Small forward: This is a little closer, but even though I’m a big Swin Cash fan, Sheryl Swoopes is clearly better. Though Swoopes didn’t quite shoot as well (42.7 percent to 43.5 percent) and was a slightly less effective rebounder (5.1 to 6.0), she turned the ball over much less often and was arguably the best defender in WNBA history. Swoopes, but maybe not by as much as people first think.
Power forward: To make this more fair, we’ll match the young Tina Thompson against the in-her-prime Lauren Jackson – and though Thompson was (and is) pretty damn good, Jackson is the dominant player of the first decade of the 21st century. At 6-5, Jackson can control every aspect of the game, from scoring to rebounding to defending, and isn’t afraid to take the big shot, or throw an elbow. Jackson is a no-doubt choice here.
Center: So who out there remembers Monica Lamb? Or Polina Tzekova? Or Tammy Jackson? The Comets ran out a series of role-players at center because they needed five to play, but Lamb (the 1998 center) was typical: 5.4 ppg, 4.7 rpg, 54.1 percent shooting. Camille Little, though undersized, has emerged as a well-above-average WNBA player, and her 10.1 ppg, 5.2 rpg and 1.6 spg speak for themselves. Little gets the nod here, easily.
Bench: Janeth Arcain was one of the greatest players of her time, and led the World Championships in scoring one year, so having her come off the bench meant there was little dropoff when any of the perimeter players needed a rest. Arcain could run the point (and did, in 1999), or play the three, which would move Swoopes to power forward for a few minutes. The dropoff after Arcain was pretty steep, so careful consideration has to be given to the Storm trio of Svetlana Abrosimova, Le’coe Willingham and Jana Vesela. None of those three are nearly as good as Arcain was, but there are three of them – so we’ll call this even.
Coach: Brian Agler vs. Van Chancellor? Nothing to pick from here. Even.

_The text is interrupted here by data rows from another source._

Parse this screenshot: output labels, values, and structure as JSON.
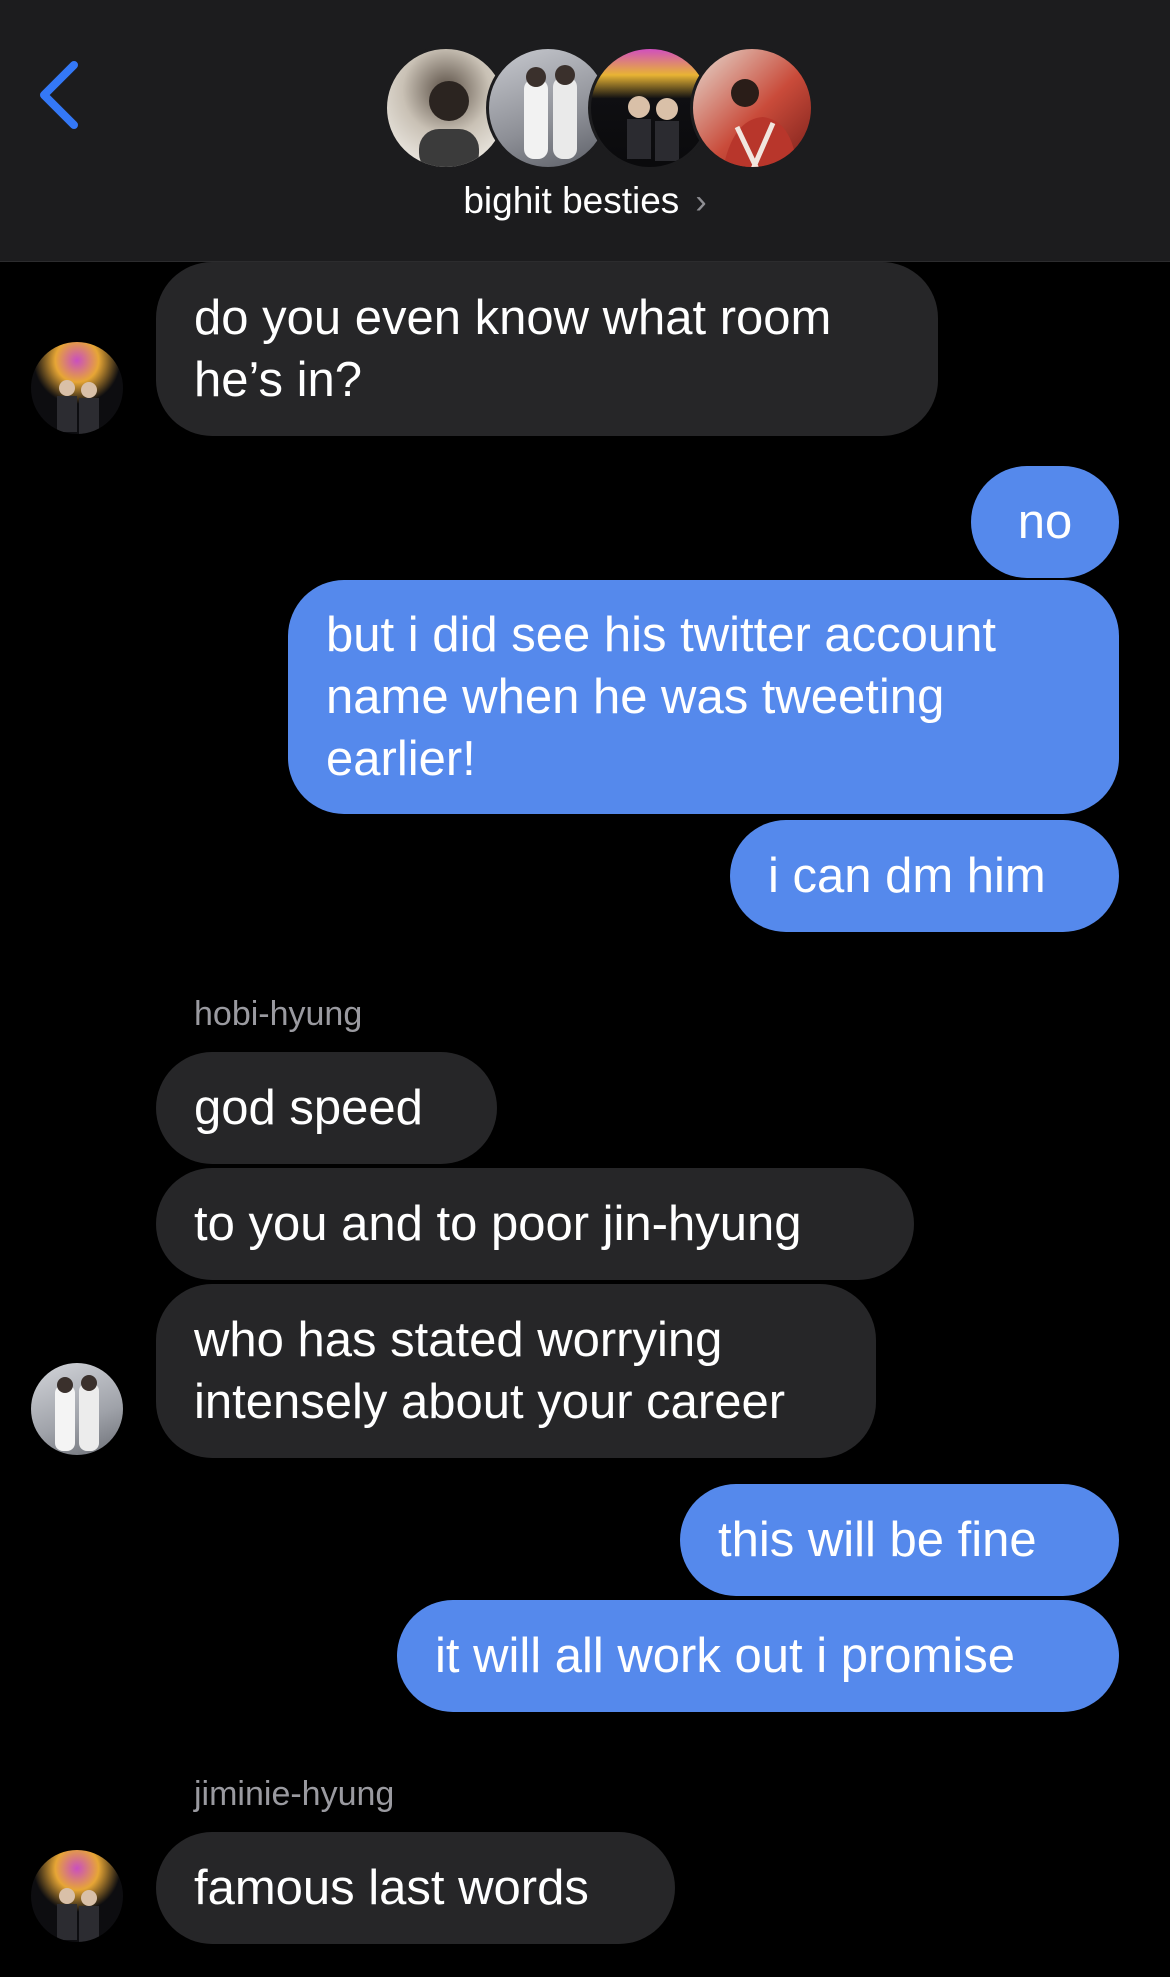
{
  "header": {
    "back_label": "back",
    "group_name": "bighit besties",
    "chevron": "›"
  },
  "messages": [
    {
      "text_lines": [
        "do you even know what room",
        "he’s in?"
      ]
    },
    {
      "text": "no"
    },
    {
      "text_lines": [
        "but i did see his twitter account",
        "name when he was tweeting",
        "earlier!"
      ]
    },
    {
      "text": "i can dm him"
    },
    {
      "sender": "hobi-hyung"
    },
    {
      "text": "god speed"
    },
    {
      "text": "to you and to poor jin-hyung"
    },
    {
      "text_lines": [
        "who has stated worrying",
        "intensely about your career"
      ]
    },
    {
      "text": "this will be fine"
    },
    {
      "text": "it will all work out i promise"
    },
    {
      "sender": "jiminie-hyung"
    },
    {
      "text": "famous last words"
    }
  ],
  "colors": {
    "accent": "#3478f6",
    "sent_bubble": "#5589ec",
    "received_bubble": "#262628",
    "header_bg": "#1c1c1e",
    "background": "#000000",
    "sender_label": "#9a9aa0"
  }
}
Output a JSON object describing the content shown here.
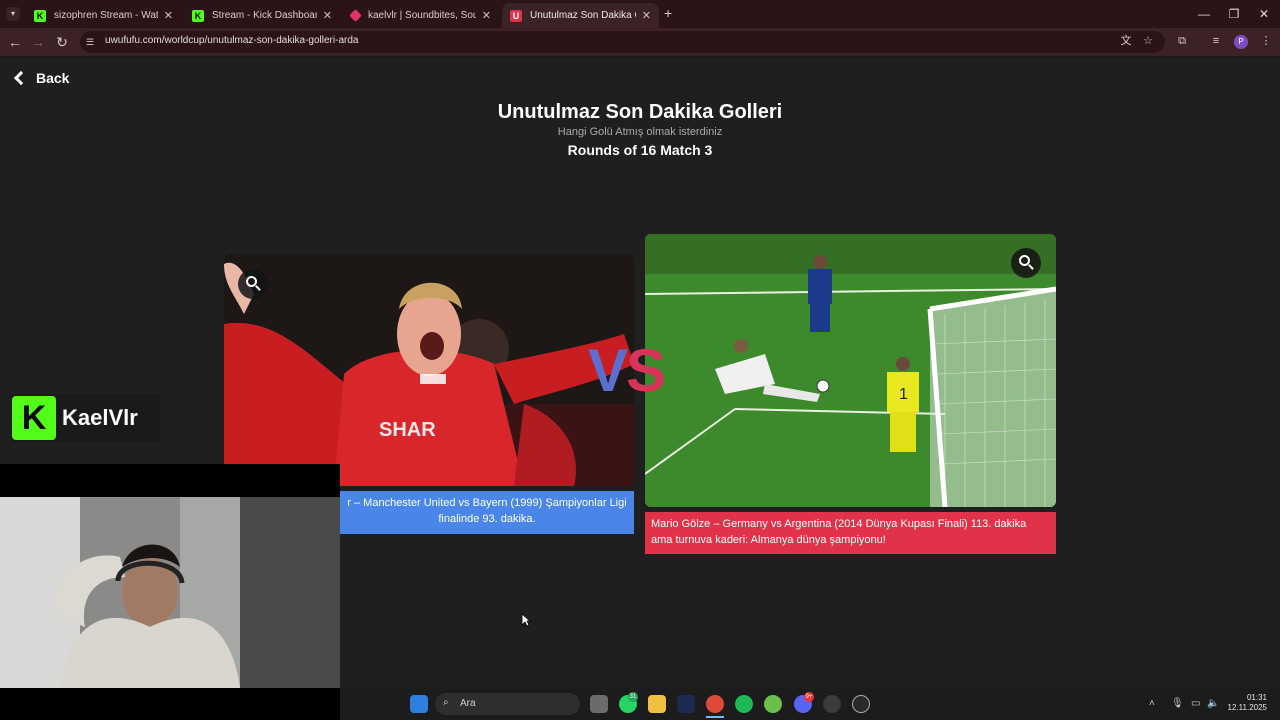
{
  "browser": {
    "tabs": [
      {
        "title": "sizophren Stream - Watch Live",
        "favicon_color": "#53fc18",
        "favicon_letter": "K",
        "active": false
      },
      {
        "title": "Stream - Kick Dashboard",
        "favicon_color": "#53fc18",
        "favicon_letter": "K",
        "active": false
      },
      {
        "title": "kaelvlr | Soundbites, Sounds M",
        "favicon_color": "#e0336a",
        "favicon_letter": "",
        "active": false
      },
      {
        "title": "Unutulmaz Son Dakika Golleri |",
        "favicon_color": "#e0334a",
        "favicon_letter": "U",
        "active": true
      }
    ],
    "new_tab_label": "+",
    "url": "uwufufu.com/worldcup/unutulmaz-son-dakika-golleri-arda"
  },
  "page": {
    "back_label": "Back",
    "title": "Unutulmaz Son Dakika Golleri",
    "subtitle": "Hangi Golü Atmış olmak isterdiniz",
    "round": "Rounds of 16 Match 3",
    "vs_v": "V",
    "vs_s": "S",
    "left_option": {
      "caption": "r – Manchester United vs Bayern (1999) Şampiyonlar Ligi finalinde 93. dakika.",
      "shirt_text": "SHAR",
      "color": "#4a86e8"
    },
    "right_option": {
      "caption": "Mario Gölze – Germany vs Argentina (2014 Dünya Kupası Finali) 113. dakika ama turnuva kaderi: Almanya dünya şampiyonu!",
      "color": "#e0334a"
    }
  },
  "overlay": {
    "kick_logo_letter": "K",
    "streamer_name": "KaelVlr"
  },
  "taskbar": {
    "search_placeholder": "Ara",
    "whatsapp_badge": "31",
    "discord_badge": "9+",
    "time": "01:31",
    "date": "12.11.2025"
  }
}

In conclusion: If you believe all the categories are equal, Seattle wins 3-2-2, but let’s not forget the huge advantage Cooper gives the Comets at shooting guard. So we have two great teams, filled with great players, coming from different eras, that in the end can’t really be separated. Put a gun to my head, and I probably pick Houston because I think Cooper and Swoopes are more likely to make big plays late, but then again, I wouldn’t mind having LJ and Bird with the ball in their hands either. Call me a wimp, but this mythical series goes five games, and the team that gets the last shot probably wins – and I’m not saying who that team is.